Exercise requirements:
Every entry that follows should be repeated exactly; drop the images.

Source records:
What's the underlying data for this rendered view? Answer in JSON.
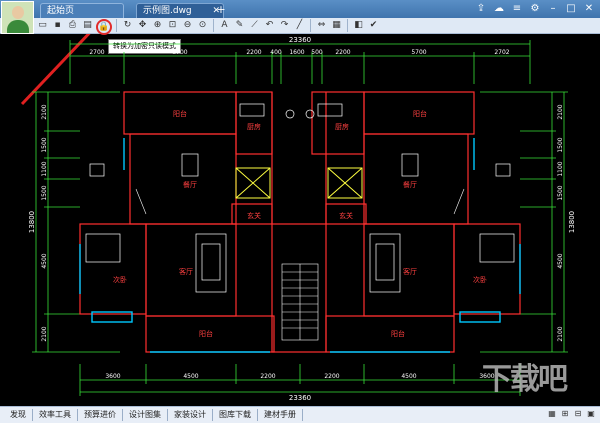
{
  "tabs": [
    {
      "label": "起始页"
    },
    {
      "label": "示例图.dwg"
    }
  ],
  "tooltip": "转换为加密只读模式",
  "dimensions": {
    "top_total": "23360",
    "top": [
      "2700",
      "5700",
      "2200",
      "400",
      "1600",
      "500",
      "2200",
      "5700",
      "2702"
    ],
    "bottom": [
      "3600",
      "4500",
      "2200",
      "2200",
      "4500",
      "3600"
    ],
    "bottom_total": "23360",
    "left": [
      "2100",
      "1500",
      "1100",
      "1500",
      "4500",
      "2100"
    ],
    "left_total": "13800",
    "right": [
      "2100",
      "1500",
      "1100",
      "1500",
      "4500",
      "2100"
    ],
    "right_total": "13800"
  },
  "rooms": {
    "balcony_nw": "阳台",
    "kitchen_w": "厨房",
    "kitchen_e": "厨房",
    "balcony_ne": "阳台",
    "dining_w": "餐厅",
    "dining_e": "餐厅",
    "foyer_w": "玄关",
    "foyer_e": "玄关",
    "bedroom_w": "次卧",
    "living_w": "客厅",
    "living_e": "客厅",
    "bedroom_e": "次卧",
    "balcony_sw": "阳台",
    "balcony_se": "阳台"
  },
  "status": [
    {
      "label": "发现"
    },
    {
      "label": "效率工具"
    },
    {
      "label": "预算进价"
    },
    {
      "label": "设计图集"
    },
    {
      "label": "家装设计"
    },
    {
      "label": "图库下载"
    },
    {
      "label": "建材手册"
    }
  ],
  "watermark": "下载吧",
  "colors": {
    "wall": "#ff3030",
    "dim": "#38e038",
    "fixture": "#ffffff",
    "window": "#00c8ff",
    "text": "#ff4040"
  }
}
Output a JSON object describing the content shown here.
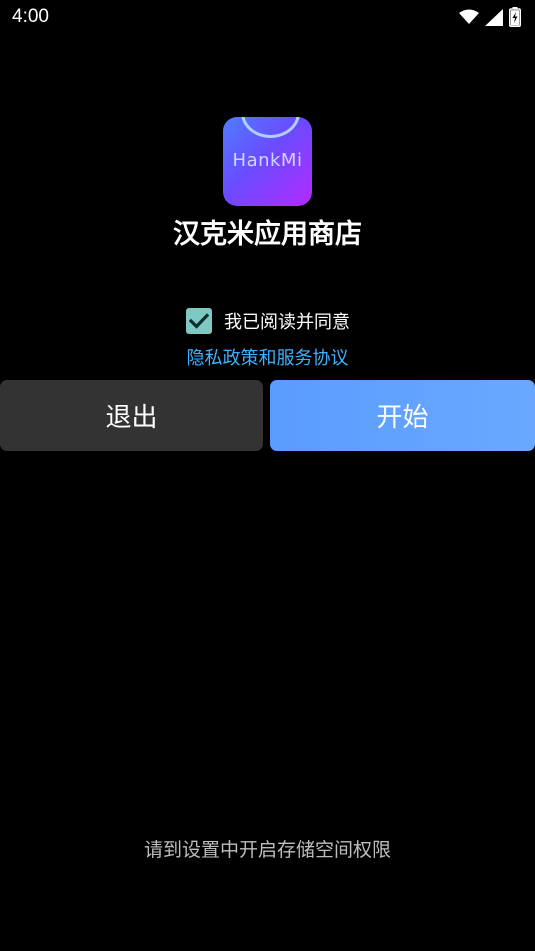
{
  "status_bar": {
    "time": "4:00",
    "icons": [
      "wifi-icon",
      "cellular-signal-icon",
      "battery-charging-icon"
    ]
  },
  "app": {
    "icon_text": "HankMi",
    "name": "汉克米应用商店"
  },
  "agreement": {
    "checked": true,
    "label": "我已阅读并同意",
    "link_text": "隐私政策和服务协议"
  },
  "buttons": {
    "exit_label": "退出",
    "start_label": "开始"
  },
  "hint": {
    "text": "请到设置中开启存储空间权限"
  },
  "colors": {
    "background": "#000000",
    "checkbox": "#7ec9c3",
    "link": "#3db2ff",
    "start_button": "#5a9cff",
    "exit_button": "#333333"
  }
}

Answer box:
What's the underlying data for this rendered view? Answer in JSON.
{
  "tabs": [
    {
      "label": "起始页"
    },
    {
      "label": "示例图.dwg"
    }
  ],
  "tooltip": "转换为加密只读模式",
  "dimensions": {
    "top_total": "23360",
    "top": [
      "2700",
      "5700",
      "2200",
      "400",
      "1600",
      "500",
      "2200",
      "5700",
      "2702"
    ],
    "bottom": [
      "3600",
      "4500",
      "2200",
      "2200",
      "4500",
      "3600"
    ],
    "bottom_total": "23360",
    "left": [
      "2100",
      "1500",
      "1100",
      "1500",
      "4500",
      "2100"
    ],
    "left_total": "13800",
    "right": [
      "2100",
      "1500",
      "1100",
      "1500",
      "4500",
      "2100"
    ],
    "right_total": "13800"
  },
  "rooms": {
    "balcony_nw": "阳台",
    "kitchen_w": "厨房",
    "kitchen_e": "厨房",
    "balcony_ne": "阳台",
    "dining_w": "餐厅",
    "dining_e": "餐厅",
    "foyer_w": "玄关",
    "foyer_e": "玄关",
    "bedroom_w": "次卧",
    "living_w": "客厅",
    "living_e": "客厅",
    "bedroom_e": "次卧",
    "balcony_sw": "阳台",
    "balcony_se": "阳台"
  },
  "status": [
    {
      "label": "发现"
    },
    {
      "label": "效率工具"
    },
    {
      "label": "预算进价"
    },
    {
      "label": "设计图集"
    },
    {
      "label": "家装设计"
    },
    {
      "label": "图库下载"
    },
    {
      "label": "建材手册"
    }
  ],
  "watermark": "下载吧",
  "colors": {
    "wall": "#ff3030",
    "dim": "#38e038",
    "fixture": "#ffffff",
    "window": "#00c8ff",
    "text": "#ff4040"
  }
}
Output a JSON object describing the content shown here.
{
  "status_bar": {
    "time": "4:00",
    "icons": [
      "wifi-icon",
      "cellular-signal-icon",
      "battery-charging-icon"
    ]
  },
  "app": {
    "icon_text": "HankMi",
    "name": "汉克米应用商店"
  },
  "agreement": {
    "checked": true,
    "label": "我已阅读并同意",
    "link_text": "隐私政策和服务协议"
  },
  "buttons": {
    "exit_label": "退出",
    "start_label": "开始"
  },
  "hint": {
    "text": "请到设置中开启存储空间权限"
  },
  "colors": {
    "background": "#000000",
    "checkbox": "#7ec9c3",
    "link": "#3db2ff",
    "start_button": "#5a9cff",
    "exit_button": "#333333"
  }
}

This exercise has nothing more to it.